Straight Outta Compton
08.08.14 10:28 AM ET
‘Black Jesus’ Resurrected: Racial Stereotypes or Subversive Comedy?
Black Jesus will be immortalized in a new Adult Swim show of the same name, but He existed long before Aaron McGruder thought him up. The idea of a dark-skinned, possibly woolly-haired lord and savior is a stark contrast to the blond-haired and blue-eyed depiction that is the accepted, if inaccurate, frontman of Christianity, but it has existed at least since the 19th century. Historians, forensic scientists, and Biblical scholars have long suggested that Jesus, whose racial appearance was not specified by the Bible, was unlikely to have had porcelain-hued skin and long, flowing hair; rather, that rendering was the result of a lengthy and complex racist mission.
But, in recent decades, black Jesus has crept his way into pop culture as a shape-shifting rebuke to the whitewashing of history. He has been referenced in television, film, and music, sometimes simply as a cultural flashpoint, other times as a liberator. In most instances, he serves as a response to the fallacy of white Jesus. The ubiquity of black Jesus is no wonder—the church has long served as an integral component of much African-American life, providing hope where reality did not make it amenable. “Black Jesus, he's like a Saint that we can trust to help to carry us through,” rapped 2Pac on “Black Jesus” from 1999’s Still I Rise.
Adult's Swim's new Black Jesus series, produced by McGruder of The Boondocks fame and Mike Clattenburg of Trailer Park Boys, is a live-action show that follows a modern-day Son of God living in south L.A. The show is a re-interpretation of a cult YouTube series produced during the writers’ strike of 2009, which depicted Jesus as a weed-smoking, brown liquor-drinking, joke-cracking Everyman with a discernible Compton accent and a tendency to call out his friends for their lack of faith. Jesus, played by Gerald “Slink” Johnson, wears a crown of thorns over his perm, flowing brown robes, and old-school leather sandals. He also smokes copious amounts of weed mooched off his friends and makes miracles by turning water into cognac.
On the Adult Swim adaption, the short, improvised sketches are used as the basis of a half-hour-long sitcom following Jesus and his raggedy band of disciples as they navigate the so-called “mean streets” of Compton. By the second episode, the gang has hatched a plan to grow weed under the guise of a community garden full of seasonal vegetables; ostensibly, the rest of the season will see them come up against a pair of Mexican gangsters and other obstacles to their otherwise harebrained scheme. Starring John Witherspoon, Charlie Murphy, and Vine star King Bach, Black Jesus has a distinctly glossier feel than its YouTube counterpart.
Unsurprisingly, it has not been without its criticisms. Conservative Christian group One Million Moms, for instance, has objected to Black Jesus on the grounds that “the foul language used in the trailer, including using the Lord’s name in vain, is disgusting. In addition, there is violence, gunfire and other inappropriate gestures which completely misrepresent Jesus.”
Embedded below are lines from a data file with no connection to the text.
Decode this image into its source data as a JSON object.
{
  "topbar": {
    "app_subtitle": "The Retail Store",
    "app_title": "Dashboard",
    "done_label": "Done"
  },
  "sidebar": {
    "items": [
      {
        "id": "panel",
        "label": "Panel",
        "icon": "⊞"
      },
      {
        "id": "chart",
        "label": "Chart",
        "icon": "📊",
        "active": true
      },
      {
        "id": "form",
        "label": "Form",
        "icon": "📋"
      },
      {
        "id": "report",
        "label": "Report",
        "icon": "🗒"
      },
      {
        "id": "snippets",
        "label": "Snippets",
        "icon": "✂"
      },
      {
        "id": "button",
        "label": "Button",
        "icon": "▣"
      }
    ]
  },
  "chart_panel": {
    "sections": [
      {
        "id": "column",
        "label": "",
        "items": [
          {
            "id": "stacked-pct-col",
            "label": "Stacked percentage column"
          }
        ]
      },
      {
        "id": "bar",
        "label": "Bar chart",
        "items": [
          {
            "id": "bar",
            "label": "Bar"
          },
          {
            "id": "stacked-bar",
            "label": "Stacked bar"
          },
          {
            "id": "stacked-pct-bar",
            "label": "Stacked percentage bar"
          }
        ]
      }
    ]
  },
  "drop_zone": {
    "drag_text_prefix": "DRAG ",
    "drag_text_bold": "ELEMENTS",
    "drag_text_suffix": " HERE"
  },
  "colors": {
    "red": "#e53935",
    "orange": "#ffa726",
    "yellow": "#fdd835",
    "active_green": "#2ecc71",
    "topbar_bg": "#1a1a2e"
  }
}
“This show is not an exercise to offend people,” McGruder countered. “It has lots of heart,” he told the Los Angeles Times.
“The Boondocks was always going to be noisy and controversial, and that’s what people wanted from me for a long time. At the end of the day, Black Jesus is likely to be noisy and controversial. It’s going to make its noise, and I’m happy to let that happen. The work can stand on its own,” he added.
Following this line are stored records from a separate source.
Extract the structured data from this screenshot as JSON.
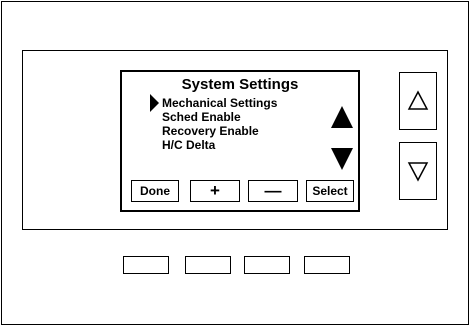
{
  "screen": {
    "title": "System Settings",
    "menu": [
      {
        "label": "Mechanical Settings",
        "selected": true
      },
      {
        "label": "Sched Enable",
        "selected": false
      },
      {
        "label": "Recovery Enable",
        "selected": false
      },
      {
        "label": "H/C Delta",
        "selected": false
      }
    ],
    "softkeys": {
      "done": "Done",
      "plus": "+",
      "minus": "—",
      "select": "Select"
    }
  },
  "icons": {
    "selection_pointer": "right-triangle-filled",
    "scroll_up": "up-triangle-filled",
    "scroll_down": "down-triangle-filled",
    "nav_up": "up-triangle-outline",
    "nav_down": "down-triangle-outline"
  },
  "colors": {
    "ink": "#000000",
    "background": "#ffffff"
  }
}
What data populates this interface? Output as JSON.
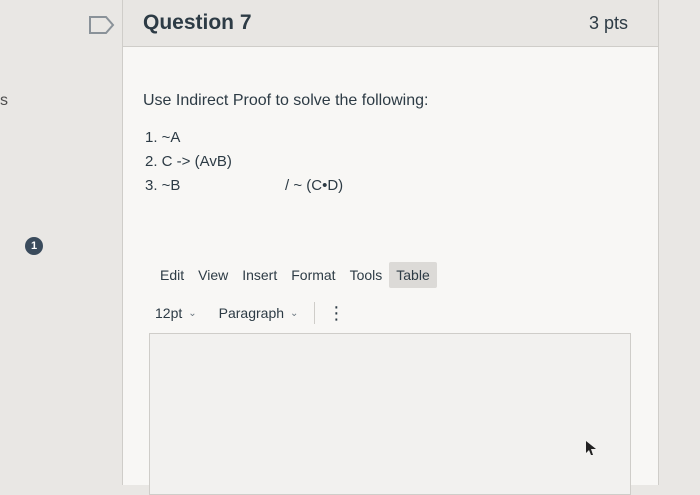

What is most striking about Black Jesus, more so than the premise, is the casualness with which its primary characters are formed out of race-based stereotypes—among others, there are three angry and needlessly violent black and Latino women, a lazy mama’s boy, an ex-con who can’t help his criminality, and two cruel, daft Mexican gangbangers.
On The Boondocks, McGruder used rigid, severe characters—the self-righteous conspiracy theorist Huey, the violent, rap-obsessed Riley, and the self-loathing Uncle Ruckus, for instance—to drive a broader message about race and society. On Black Jesus, it’s doubtful whether the undynamic characters are intentional or a function of poor writing.
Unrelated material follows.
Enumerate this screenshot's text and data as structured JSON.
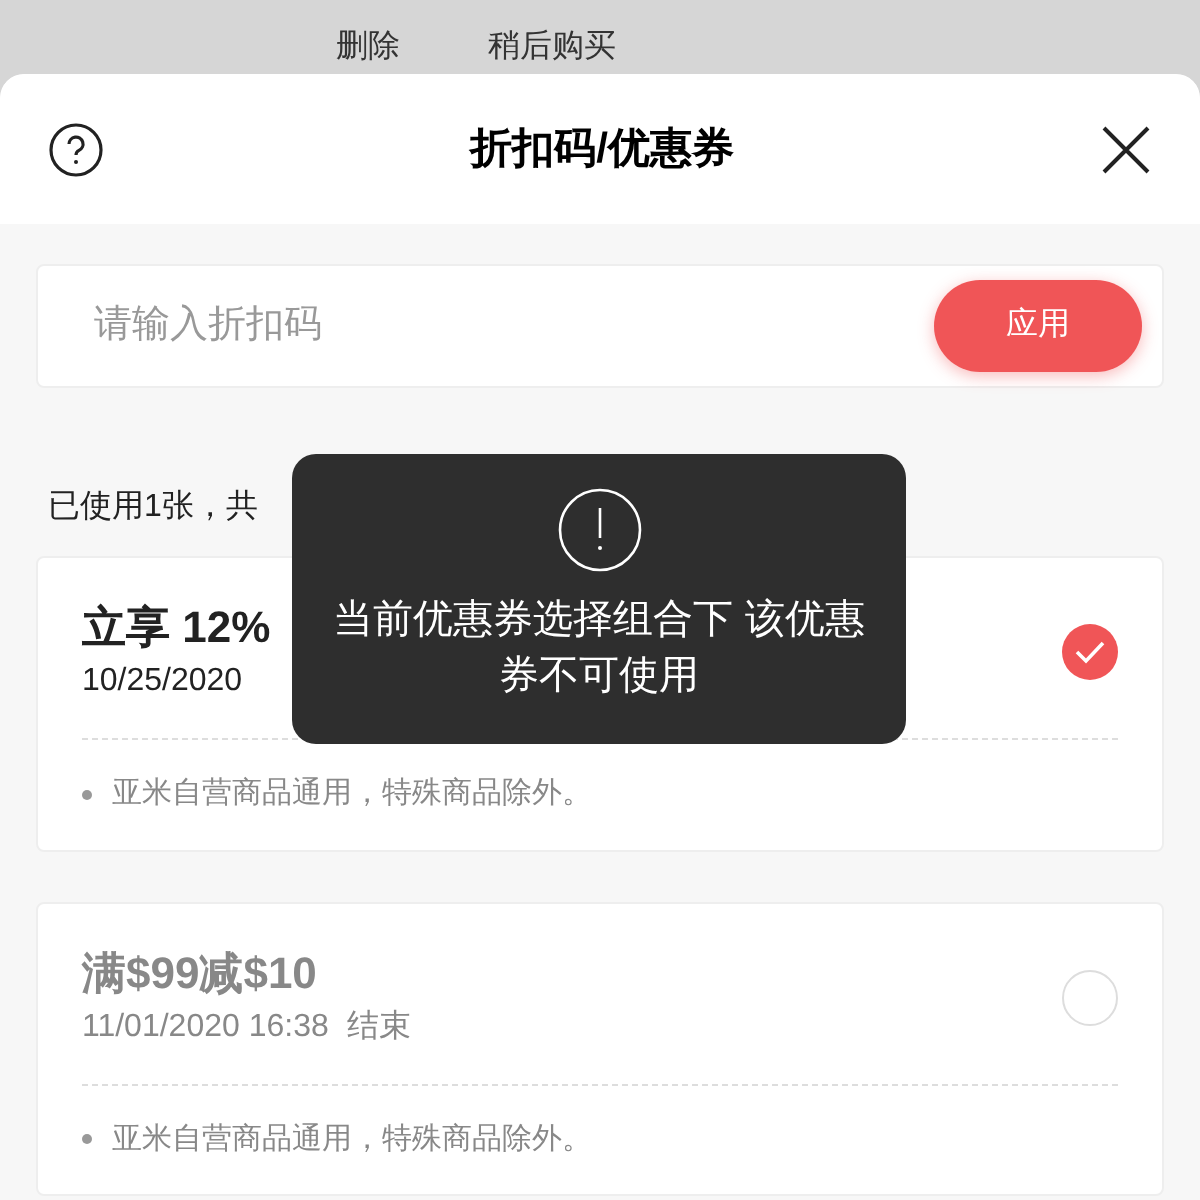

As with The Boondocks, McGruder’s work here is tongue-in-cheek, requiring a suspension of belief in the rational. But unlike The Boondocks, which delivered a poignant social critique through the animated story of two boys who leave Chicago to live in the suburbs with their grandfather, it is unclear what exactly he hopes to accomplish with Black Jesus. Is a critique of church and of the broader fallibility of organized religion forthcoming? Does he intend to use the racial tropes the show’s characters are based on to make a larger point? Is subversion on the horizon or will Black Jesus sacrifice a historically political concept for the sake of a stoner comedy? Only God knows.